The Basics of Adoption in British Columbia

Family Law

One of the most important decisions a parent may have to make during their lifetime is the decision to adopt a child, whether a stepchild, a relative, or a friend, etc. Once a person decides they wish to adopt, next comes the daunting task of carrying out the adoption. Our aim is to shed some light on the process and on the effects of adoption on the parties involved, namely, the child being adopted, the child’s biological parents, and the child’s adoptive parents.

The basic process and principles relating to adoption come from the provincial Adoption Act, the purpose of which is to provide for new and permanent family relations through adoption. As in all other matters involving children, the courts are primarily concerned with the best interests of the child. Section 3 lists the following factors that must be considered:

  • (a) the child’s safety;
  • (b) the child’s physical and emotional needs and level of development;
  • (c) the importance of continuity in the child’s care;
  • (d) the importance to the child’s development of having a positive relationship with a parent and a secure place as a member of a family;
  • (e) the quality of the relationship the child has with a parent or other individual and the effect of maintaining that relationship;
  • (f) the child’s cultural, racial, linguistic and religious heritage;
  • (g) the child’s views;
  • (h) the effect on the child if there is delay in making a decision.

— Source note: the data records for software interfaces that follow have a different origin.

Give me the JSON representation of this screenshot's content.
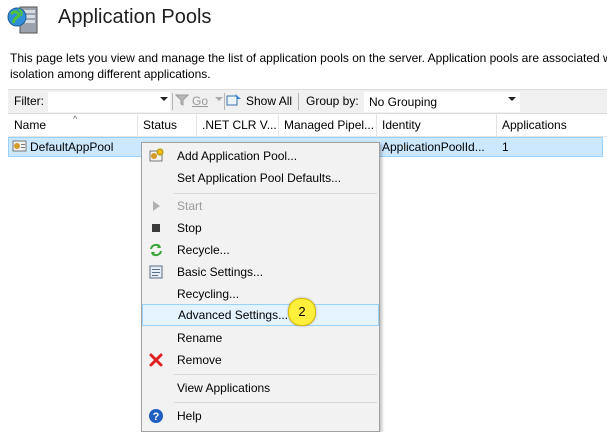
{
  "header": {
    "title": "Application Pools",
    "icon": "app-pools-server-globe-icon",
    "description_line1": "This page lets you view and manage the list of application pools on the server. Application pools are associated w",
    "description_line2": "isolation among different applications."
  },
  "filterbar": {
    "filter_label": "Filter:",
    "filter_value": "",
    "go_label": "Go",
    "show_all_label": "Show All",
    "group_by_label": "Group by:",
    "group_by_value": "No Grouping"
  },
  "grid": {
    "columns": [
      "Name",
      "Status",
      ".NET CLR V...",
      "Managed Pipel...",
      "Identity",
      "Applications"
    ],
    "rows": [
      {
        "name": "DefaultAppPool",
        "status": "",
        "clr": "",
        "pipeline": "",
        "identity": "ApplicationPoolId...",
        "applications": "1"
      }
    ]
  },
  "context_menu": {
    "items": [
      {
        "label": "Add Application Pool...",
        "icon": "add-app-pool-icon",
        "enabled": true
      },
      {
        "label": "Set Application Pool Defaults...",
        "icon": "",
        "enabled": true
      },
      {
        "label": "Start",
        "icon": "play-icon",
        "enabled": false
      },
      {
        "label": "Stop",
        "icon": "stop-icon",
        "enabled": true
      },
      {
        "label": "Recycle...",
        "icon": "recycle-icon",
        "enabled": true
      },
      {
        "label": "Basic Settings...",
        "icon": "settings-sheet-icon",
        "enabled": true
      },
      {
        "label": "Recycling...",
        "icon": "",
        "enabled": true
      },
      {
        "label": "Advanced Settings...",
        "icon": "",
        "enabled": true,
        "highlighted": true
      },
      {
        "label": "Rename",
        "icon": "",
        "enabled": true
      },
      {
        "label": "Remove",
        "icon": "remove-x-icon",
        "enabled": true
      },
      {
        "label": "View Applications",
        "icon": "",
        "enabled": true
      },
      {
        "label": "Help",
        "icon": "help-icon",
        "enabled": true
      }
    ],
    "step_badge": "2"
  },
  "colors": {
    "selection": "#cce8ff",
    "selection_border": "#99d1ff",
    "menu_bg": "#f2f2f2",
    "badge": "#ffef3a",
    "remove_red": "#e02020",
    "recycle_green": "#3aa63a",
    "help_blue": "#1f5fbf"
  }
}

If the child is an aboriginal child, Section 3(2) states that the importance of preserving the child’s cultural identity must be considered in determining the child’s best interests. In British Columbia, a child may be placed for adoption in four ways:

  1. Placement by a director of adoption;
  2. Placement by an adoption agency;
  3. Direct placement (parent or guardian of child placing child for adoption with a person or two persons, who are unrelated to the child);
  4. Relative adoption.

Our focus is on the latter two methods (private adoptions) and as such, the following people and bodies are the only entities that may place a child for adoption:

  1. a birth parent or guardian of the child by direct placement;
  2. a birth parent or other guardian related to the child, if the child is placed with a relative of the child.

The Supreme Court of British Columbia has jurisdiction over adoption. One adult or two adults (same or opposite sex) can apply to the Supreme Court for an adoption order. Each applicant must be a resident of British Columbia. Section 13 of the Adoption Act, states that the following people must provide their consent to the proposed adoption:

  1. the birth mother of the child;
  2. the natural father;
  3. the child’s guardian, if someone has been appointed to fill this role;
  4. the child, if the child is 12 years of age or older, and
  5. the Director under the Child, Family and Community Service Act, but only if the child is in the care and custody of the government.

It is important to understand that when an adoption order is made, the child becomes the child of the adoptive parent, the adoptive parent becomes the parent of the child, and the birth parent(s) cease(s) to have any parental rights or obligations with respect to the child, except a birth parent who remains a parent jointly with the adoptive parent. Accordingly, a birth parent has no more legal rights to the child than, effectively, a stranger. This includes any contact with the child or any involvement in decisions relating to the child. On the same coin, a birth parent who was paying child support will no longer be obligated to pay child support once the adoption has taken place (this is one of the two ways a person can avoid paying child support; the other way is to have the child live with you). See Zen v. Woda for a summary of the law on this point.

Most adoption applications are unopposed and are accordingly processed via desk order, meaning that the parties draft and file hard copy applications including affidavit materials. A judge will review the materials and sign the proposed adoption order. Typically, a lawyer drafts this paperwork and files it with the court. Depending on how busy the workload of the registry is at a given courthouse, adoption orders can be signed by a judge and sent back to the parties in just a matter of a few weeks. If the registry is busy, it may take several months. If an application is opposed, or a required consent is not obtained, a court hearing may be held. In this scenario, a judge makes a decision based on the evidence provided.

The procedure for adoption differs for direct placements and relative adoption. Both processes involve filing court forms and drafting applications, affidavits, and the proposed adoption order. It is a good idea to have a lawyer draft these documents for you. This will ensure accuracy, which will ultimately reduce the time it takes for your child to become your child under the eyes of the law. Our staff and lawyers are experienced in processing adoption applications.

Call us to better understand your rights and obligations, and the process as it applies to you and your family.

If you have a family law matter, please contact one of our lawyers in the Family Law  practice group.